Malaysia PM hospitalised for diarrhea -PM’s office –
June 30 (Reuters) – Malaysia’s Prime Minister Muhyiddin Yassin has been admitted to hospital after suffering a bout of diarrhea, his office said in a statement on Wednesday.
When Muhyiddin was first hospitalised with reported diarrhoea on June 30, Twitter erupted with theories he had deliberately flushed his scheduled meeting with the Agong down the toilet.
Three days on, however, there has been no more news. At all. As far as can be divined the PM remains in hospital but the government is yet to release an official statement or update regarding his health. In the silence, reports are circulating social media in KL that he has undergone surgery to have his gall bladder and duodenum removed due to his long battle with pancreatic cancer.
Last June, of course, it was denied he was sick at all. In response to a Sarawak Report disclosure about his ongoing treatment the PM Office declared him to be ‘cancer free’.
Meanwhile, without a Deputy PM to step in, Malaysia is left in the dark and without a clear leader—or at least without word on who is running the country in the grips of an emergency of this man’s making, while Muhyiddin lies, potentially desperately ill, in hospital.
Yet decisions appear to be being made…. by someone. Law minister Takiyuddin popped his head over the parapet Friday morning to announce that the PM has decided to recall parliament as soon as possible, but without any news on his health. “As soon as possible” reeks of the same deliberate obfuscation as the claim that “diarrhoea” sent the nation’s leader to hospital for three days.
Countries have a right to information about their leader’s health and who is standing in. In the UK, when Boris Johnson was hospitalised with COVID-19 in April 2020, the press were given regular updates on his health and he directly addressed the nation via video on Twitter. Westminster stated that Boris was still “in charge of government” but nonetheless gave clear details about which Ministers would lead which meetings in his absence.
Similarly, when Trump was hospitalised for COVID-19 treatment in October 2020 the White House gave regular press statements, Trump’s personal physician himself gave updates on the then-president’s condition, and the man himself, unsurprisingly, tweeted during his stay.
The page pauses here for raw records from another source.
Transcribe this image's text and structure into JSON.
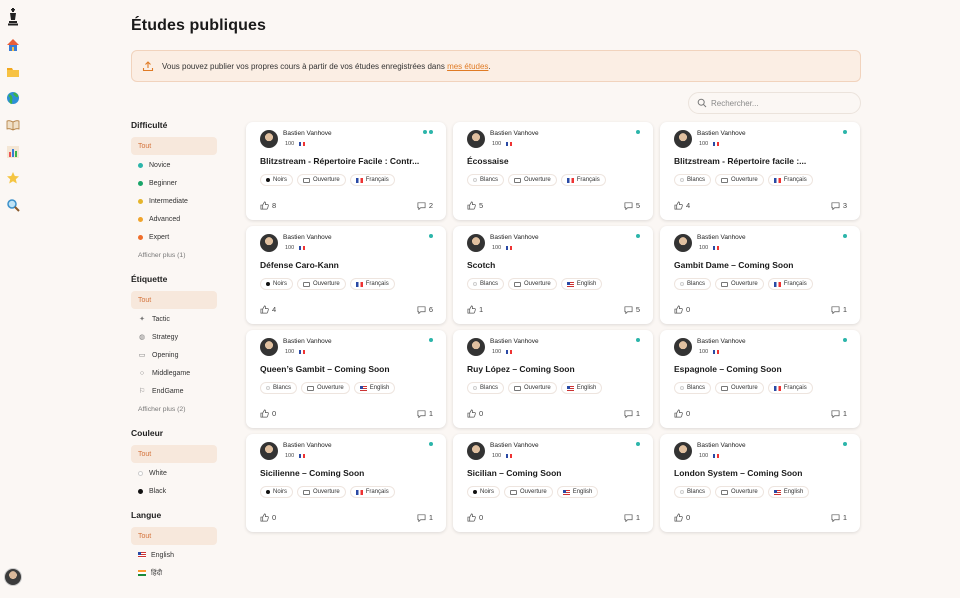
{
  "header": {
    "title": "Études publiques"
  },
  "banner": {
    "text": "Vous pouvez publier vos propres cours à partir de vos études enregistrées dans ",
    "link": "mes études",
    "suffix": "."
  },
  "search": {
    "placeholder": "Rechercher..."
  },
  "colors": {
    "accent": "#e07b25",
    "teal": "#2cb5aa",
    "novice": "#2cb5aa",
    "beginner": "#1aa56a",
    "intermediate": "#e5b52b",
    "advanced": "#f0a42b",
    "expert": "#ef6d2a"
  },
  "rail": {
    "icons": [
      "chess-king-icon",
      "home-icon",
      "folder-icon",
      "globe-icon",
      "book-icon",
      "chart-icon",
      "star-icon",
      "search-icon"
    ]
  },
  "filters": {
    "difficulty": {
      "title": "Difficulté",
      "all": "Tout",
      "options": [
        "Novice",
        "Beginner",
        "Intermediate",
        "Advanced",
        "Expert"
      ],
      "more": "Afficher plus (1)"
    },
    "tag": {
      "title": "Étiquette",
      "all": "Tout",
      "options": [
        "Tactic",
        "Strategy",
        "Opening",
        "Middlegame",
        "EndGame"
      ],
      "more": "Afficher plus (2)"
    },
    "color": {
      "title": "Couleur",
      "all": "Tout",
      "options": [
        "White",
        "Black"
      ]
    },
    "language": {
      "title": "Langue",
      "all": "Tout",
      "options": [
        "English",
        "हिंदी"
      ]
    }
  },
  "cards": [
    {
      "author": "Bastien Vanhove",
      "rating": "100",
      "title": "Blitzstream - Répertoire Facile : Contr...",
      "color": "Noirs",
      "colorKind": "black",
      "type": "Ouverture",
      "lang": "Français",
      "langKind": "fr",
      "likes": "8",
      "comments": "2",
      "dots": 2
    },
    {
      "author": "Bastien Vanhove",
      "rating": "100",
      "title": "Écossaise",
      "color": "Blancs",
      "colorKind": "white",
      "type": "Ouverture",
      "lang": "Français",
      "langKind": "fr",
      "likes": "5",
      "comments": "5",
      "dots": 1
    },
    {
      "author": "Bastien Vanhove",
      "rating": "100",
      "title": "Blitzstream - Répertoire facile :...",
      "color": "Blancs",
      "colorKind": "white",
      "type": "Ouverture",
      "lang": "Français",
      "langKind": "fr",
      "likes": "4",
      "comments": "3",
      "dots": 1
    },
    {
      "author": "Bastien Vanhove",
      "rating": "100",
      "title": "Défense Caro-Kann",
      "color": "Noirs",
      "colorKind": "black",
      "type": "Ouverture",
      "lang": "Français",
      "langKind": "fr",
      "likes": "4",
      "comments": "6",
      "dots": 1
    },
    {
      "author": "Bastien Vanhove",
      "rating": "100",
      "title": "Scotch",
      "color": "Blancs",
      "colorKind": "white",
      "type": "Ouverture",
      "lang": "English",
      "langKind": "us",
      "likes": "1",
      "comments": "5",
      "dots": 1
    },
    {
      "author": "Bastien Vanhove",
      "rating": "100",
      "title": "Gambit Dame – Coming Soon",
      "color": "Blancs",
      "colorKind": "white",
      "type": "Ouverture",
      "lang": "Français",
      "langKind": "fr",
      "likes": "0",
      "comments": "1",
      "dots": 1
    },
    {
      "author": "Bastien Vanhove",
      "rating": "100",
      "title": "Queen’s Gambit – Coming Soon",
      "color": "Blancs",
      "colorKind": "white",
      "type": "Ouverture",
      "lang": "English",
      "langKind": "us",
      "likes": "0",
      "comments": "1",
      "dots": 1
    },
    {
      "author": "Bastien Vanhove",
      "rating": "100",
      "title": "Ruy López – Coming Soon",
      "color": "Blancs",
      "colorKind": "white",
      "type": "Ouverture",
      "lang": "English",
      "langKind": "us",
      "likes": "0",
      "comments": "1",
      "dots": 1
    },
    {
      "author": "Bastien Vanhove",
      "rating": "100",
      "title": "Espagnole – Coming Soon",
      "color": "Blancs",
      "colorKind": "white",
      "type": "Ouverture",
      "lang": "Français",
      "langKind": "fr",
      "likes": "0",
      "comments": "1",
      "dots": 1
    },
    {
      "author": "Bastien Vanhove",
      "rating": "100",
      "title": "Sicilienne – Coming Soon",
      "color": "Noirs",
      "colorKind": "black",
      "type": "Ouverture",
      "lang": "Français",
      "langKind": "fr",
      "likes": "0",
      "comments": "1",
      "dots": 1
    },
    {
      "author": "Bastien Vanhove",
      "rating": "100",
      "title": "Sicilian – Coming Soon",
      "color": "Noirs",
      "colorKind": "black",
      "type": "Ouverture",
      "lang": "English",
      "langKind": "us",
      "likes": "0",
      "comments": "1",
      "dots": 1
    },
    {
      "author": "Bastien Vanhove",
      "rating": "100",
      "title": "London System – Coming Soon",
      "color": "Blancs",
      "colorKind": "white",
      "type": "Ouverture",
      "lang": "English",
      "langKind": "us",
      "likes": "0",
      "comments": "1",
      "dots": 1
    }
  ]
}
It is absurd that a nation’s leader and his office should fail to update on his ill health at any time, but to do so during this tumultuous moment in history that has thrown the nation into crisis is unforgivable (along with his many other sins). Muhyiddin’s exploitative reign as PM guarantee him little sympathy from the people he has failed and calls abound for his resignation. However, it is increasingly unlikely he is in any state to throw his weight around which begs the question—who is pulling the strings now?